Your teen’s life is consumed with more than just her “romantic” relationship. A few different “back door” conversation approaches are:

1) Talking to your teen about other relationships in their life such as their siblings, peers, teachers, etc.
2) Find media topics around respect, love, and relationships.
3) Discuss other relationships within your community and/or circle

During this time, you are assessing your child’s definition of what respect and love are and their personal boundaries. By discussing other relationships, you continue to build trust and if the abusive relationship is discussed it won’t seem like a “red flag” or a conversation your teen tries to avoid.

Be brief

Not all serious conversations have to be long. Your teenager’s attention span is really short and they rather the “get to it” style. Therefore, be prepared. You know your teen best and because of that, you know how they will respond with different approaches. Find the most “comfortable” approach for both you and your teen and make it short.

Respect your teen’s point of view

There is a reason your teen is in this relationship. However, right now is not the time to find the reason but to support. The more you support your child during this difficult time, the easier it will be for them to leave the abuser. They may eventually notice the harm the abuser is doing and move more towards the love your family is giving them. Keep in mind, respecting your teens point of view is not about accepting their decision but more importantly, respecting your teen’s autonomy and growth into adulthood.

Find Resources

If you’re concerned about your teen’s safety, please contact your local police station or call 911. If you believe your child’s mental health is being impacted by their abusive relationship, contact your local Licensed Mental Health Provider.

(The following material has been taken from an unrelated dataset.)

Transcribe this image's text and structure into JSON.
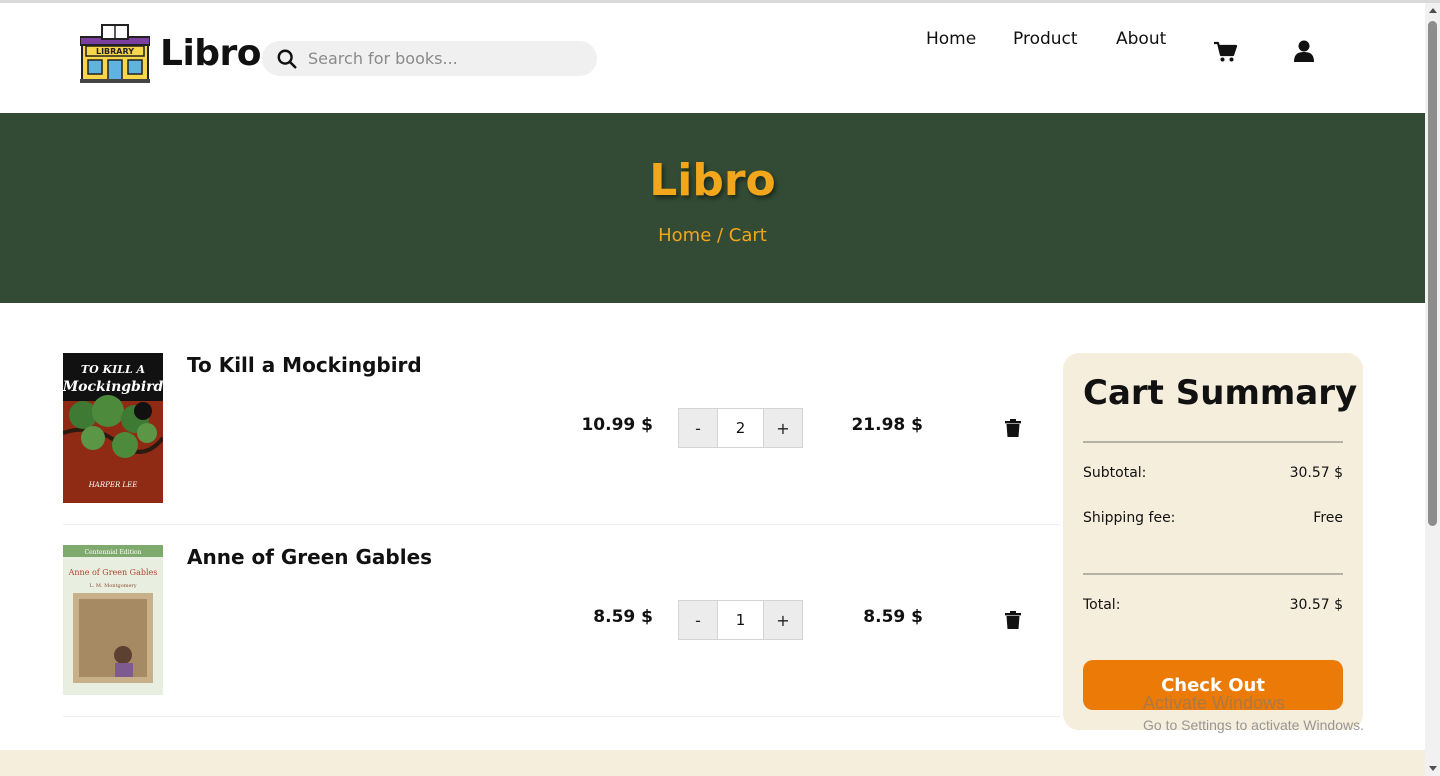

For more information on Teen Dating Violence: https://nrcdv.org/dvam/tdvam or https://www.lifewire.org/

All material on this website are designed for educational and informational purpose only. This website does not constitute medical advice or professional services. The information provided here should not be used for the purposes of diagnosis or treating a medical or psychiatric illness. The primary goal is providing educational material on this website to help children, teenagers, and families make an informed decision about the services and approach Bloom Sooner offers. It is not, nor is it intended to be, a substitute for medical advice.Always seek the advice of your physician or other qualified health provider with any questions you may have in regards to a medical condition. Do not disregard medical advice from your physician or health care provider because of what you read on our website. If you are in need of a mental health professional please seek a Licensed clinician. If you or your child is experiencing any mental health or physical crisis, contact 911.